What you have to do: An unchanged copy of all the lines below is expected, and it should contain no pictures.
+--
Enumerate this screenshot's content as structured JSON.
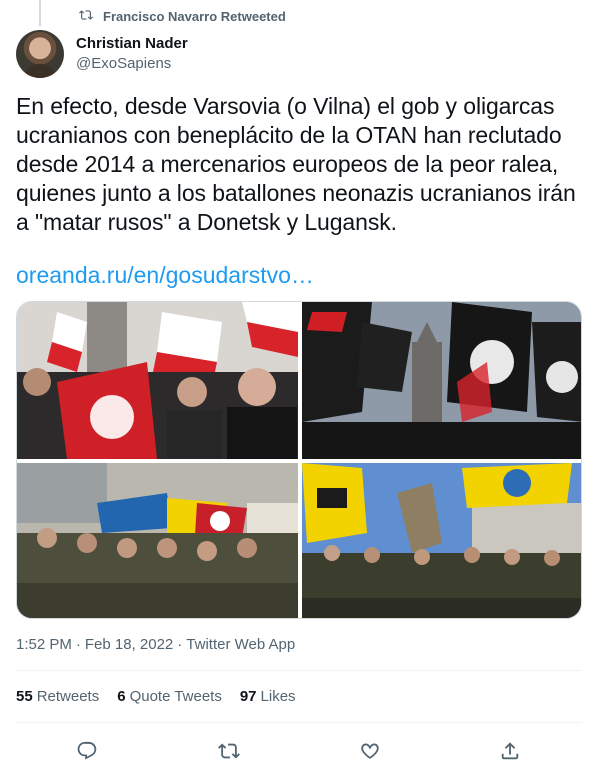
{
  "retweet_context": {
    "label": "Francisco Navarro Retweeted",
    "icon": "retweet-icon"
  },
  "author": {
    "display_name": "Christian Nader",
    "handle": "@ExoSapiens"
  },
  "tweet": {
    "text": "En efecto, desde Varsovia (o Vilna) el gob y oligarcas ucranianos con beneplácito de la OTAN han reclutado desde 2014 a mercenarios europeos de la peor ralea, quienes junto a los batallones neonazis ucranianos irán a \"matar rusos\" a Donetsk y Lugansk.",
    "link_text": "oreanda.ru/en/gosudarstvo…"
  },
  "meta": {
    "time": "1:52 PM",
    "separator": "·",
    "date": "Feb 18, 2022",
    "source": "Twitter Web App"
  },
  "stats": [
    {
      "count": "55",
      "label": "Retweets"
    },
    {
      "count": "6",
      "label": "Quote Tweets"
    },
    {
      "count": "97",
      "label": "Likes"
    }
  ],
  "actions": [
    "reply-icon",
    "retweet-icon",
    "like-icon",
    "share-icon"
  ],
  "colors": {
    "accent": "#1d9bf0",
    "secondary_text": "#536471",
    "divider": "#eff3f4"
  }
}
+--
Task response:
Enumerate this screenshot's content as structured JSON.
{
  "retweet_context": {
    "label": "Francisco Navarro Retweeted",
    "icon": "retweet-icon"
  },
  "author": {
    "display_name": "Christian Nader",
    "handle": "@ExoSapiens"
  },
  "tweet": {
    "text": "En efecto, desde Varsovia (o Vilna) el gob y oligarcas ucranianos con beneplácito de la OTAN han reclutado desde 2014 a mercenarios europeos de la peor ralea, quienes junto a los batallones neonazis ucranianos irán a \"matar rusos\" a Donetsk y Lugansk.",
    "link_text": "oreanda.ru/en/gosudarstvo…"
  },
  "meta": {
    "time": "1:52 PM",
    "separator": "·",
    "date": "Feb 18, 2022",
    "source": "Twitter Web App"
  },
  "stats": [
    {
      "count": "55",
      "label": "Retweets"
    },
    {
      "count": "6",
      "label": "Quote Tweets"
    },
    {
      "count": "97",
      "label": "Likes"
    }
  ],
  "actions": [
    "reply-icon",
    "retweet-icon",
    "like-icon",
    "share-icon"
  ],
  "colors": {
    "accent": "#1d9bf0",
    "secondary_text": "#536471",
    "divider": "#eff3f4"
  }
}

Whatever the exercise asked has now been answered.